#### Task instructions:
Write out every entry word for word.

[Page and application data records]
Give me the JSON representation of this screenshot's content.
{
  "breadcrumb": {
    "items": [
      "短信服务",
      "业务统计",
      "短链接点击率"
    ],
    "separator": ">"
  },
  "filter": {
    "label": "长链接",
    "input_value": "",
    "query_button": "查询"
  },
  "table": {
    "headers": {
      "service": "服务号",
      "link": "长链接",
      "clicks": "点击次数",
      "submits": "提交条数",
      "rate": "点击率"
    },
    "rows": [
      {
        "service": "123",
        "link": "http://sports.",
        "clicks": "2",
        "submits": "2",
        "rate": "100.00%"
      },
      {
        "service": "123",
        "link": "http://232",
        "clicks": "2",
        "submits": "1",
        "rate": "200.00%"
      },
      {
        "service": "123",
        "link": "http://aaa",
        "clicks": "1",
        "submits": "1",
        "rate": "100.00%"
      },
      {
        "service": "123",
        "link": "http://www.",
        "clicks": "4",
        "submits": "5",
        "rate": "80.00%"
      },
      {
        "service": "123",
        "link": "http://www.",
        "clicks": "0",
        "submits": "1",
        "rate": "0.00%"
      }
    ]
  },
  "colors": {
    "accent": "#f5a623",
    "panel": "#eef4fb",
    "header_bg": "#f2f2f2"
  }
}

#### Exercise result:
Give me the JSON representation of this screenshot's content.
{
  "breadcrumb": {
    "items": [
      "短信服务",
      "业务统计",
      "短链接点击率"
    ],
    "separator": ">"
  },
  "filter": {
    "label": "长链接",
    "input_value": "",
    "query_button": "查询"
  },
  "table": {
    "headers": {
      "service": "服务号",
      "link": "长链接",
      "clicks": "点击次数",
      "submits": "提交条数",
      "rate": "点击率"
    },
    "rows": [
      {
        "service": "123",
        "link": "http://sports.",
        "clicks": "2",
        "submits": "2",
        "rate": "100.00%"
      },
      {
        "service": "123",
        "link": "http://232",
        "clicks": "2",
        "submits": "1",
        "rate": "200.00%"
      },
      {
        "service": "123",
        "link": "http://aaa",
        "clicks": "1",
        "submits": "1",
        "rate": "100.00%"
      },
      {
        "service": "123",
        "link": "http://www.",
        "clicks": "4",
        "submits": "5",
        "rate": "80.00%"
      },
      {
        "service": "123",
        "link": "http://www.",
        "clicks": "0",
        "submits": "1",
        "rate": "0.00%"
      }
    ]
  },
  "colors": {
    "accent": "#f5a623",
    "panel": "#eef4fb",
    "header_bg": "#f2f2f2"
  }
}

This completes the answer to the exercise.